Dr. Maurice Gleeson talks about teaching the Genetic Genealogy track, at this year’s British Institute, in Salt Lake City, September 2017..
Dr. Maurice Gleeson talks about teaching the Genetic Genealogy track, at this year’s British Institute, in Salt Lake City, September 2017 in an interview with Fiona Fitzsimons. Read the full interview here.
Fiona: Maurice, this coming September at the British Institute, you will teach the track on genetic genealogy. Can you explain to our readers the growing fascination with genetic genealogy?
Maurice: One of the major reasons is that people want to learn how they can apply DNA technology to their own family tree. DNA is an emerging tool and genetic genealogy an emerging science. It has gained hugely in popularity in recent years – Ancestry is currently at 4 million tests. The growth of DNA sales by the commercial testing companies is increasing exponentially and will reach twenty million by 2020.
Fiona: How long have you been involved in genetic genealogy?
Maurice: I started in 2008 with my first DNA test for my Spearin line, and have been going strong ever since. At that stage a group of us were collaborating on research into the Spearin Family from Limerick. When we did a DNA test we were rather shocked that we were all actually related to each other genetically. The discovery brought us back from the 1800’s where most of the group had a brick wall, to Limerick in the 1600’s/ early 1700s where there was documentary evidence from old wills.
Fiona: What do you enjoy most about genetic genealogy?
Maurice: It’s quite an intellectual pursuit. There is an intellectual challenge to interpret data and collate it in such a way that you can piece [evidence] together, and tell a good story. One of the other challenges is that because it is an emerging science, it’s quite a challenge to actually keep up with all the developments in the field. A third aspect that I find very rewarding is working with people, including adoptees, where there is a huge emotional investment in the results of the research
Being able to apply it to your own personal genealogy is very very rewarding, especially when you break through some of those brick walls.
Fiona: You work with adoptees and are a consultant on the T.V. show, Adoption Stories. What’s your most memorable success?
Maurice: Winne, a 75 year old lady contacted me three years ago. Within eight weeks we had found her four half siblings. They welcomed her into the family and had a huge family reunion.
Winnie and I have been friends ever since, and we’re currently on the trail of her birth father. Hopefully we will be able to solve that part of the puzzle in the next few weeks.
Fiona: What are you most looking forward to doing at the British Institute in September 2017?
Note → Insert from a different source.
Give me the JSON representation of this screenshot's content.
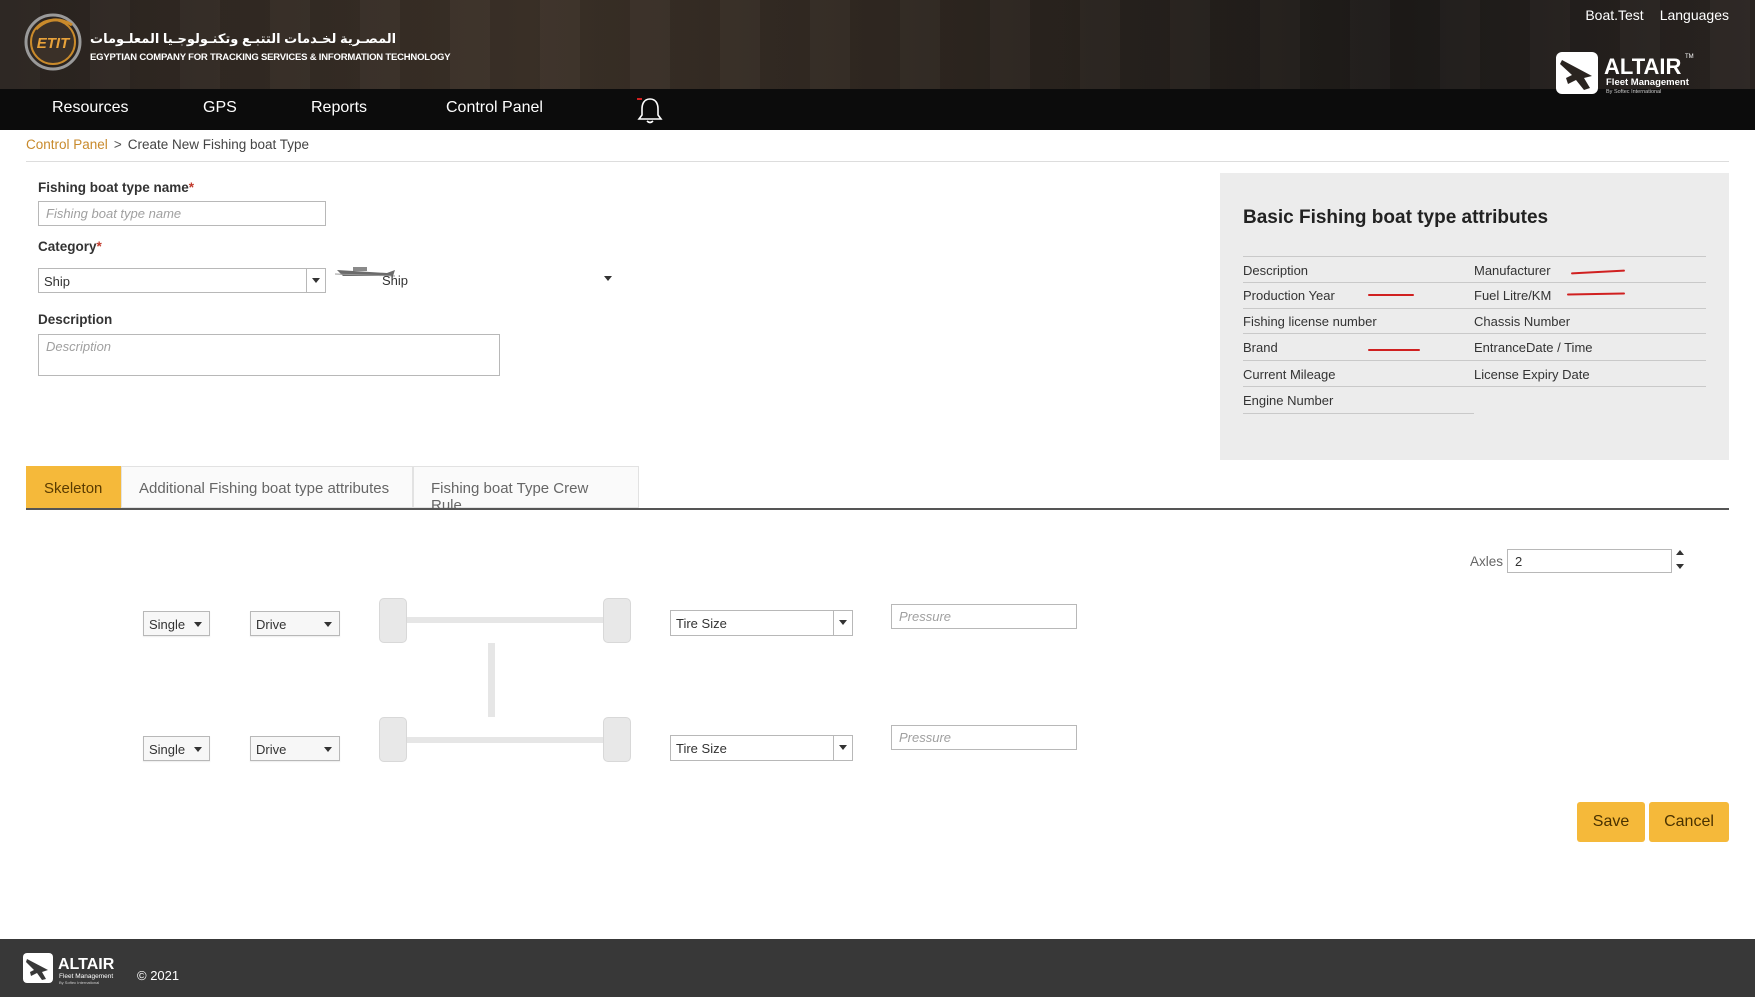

Maurice: I’m really looking forward to the interaction with people in the workshops. That’s one of the most stimulating aspects of genetic genealogy – when you can get together with a group of like-minded people and just simply talk about DNA, exchange stories, hear success stories and help people overcome problems in their own genealogy.
Fiona: How would you encourage people to prepare to attend your class?
Maurice: There are a couple of videos online that I have done and they can be found on my YouTube channel “DNA and Family Tree research”. So before enrolling, you could watch one of the introductory lectures on DNA. The second thing? Pick a genealogical problem on your own family tree and try to come up with specific methods to answer that question through the use of DNA.
Fiona: Can you give our readers one tip on doing genetic genealogy?
Maurice: DNA is just a pointer. At the end of the day you have to go back to the records. You don’t need to get bogged down in the technicalities of DNA to make full use of genetic genealogy, because all DNA is saying is that “person A and person B are related to each other – now go away and find out how”. It points you in the direction of further documentary research.
Fiona: Dr. Maurice Gleeson, thank you for taking time out to speak to me.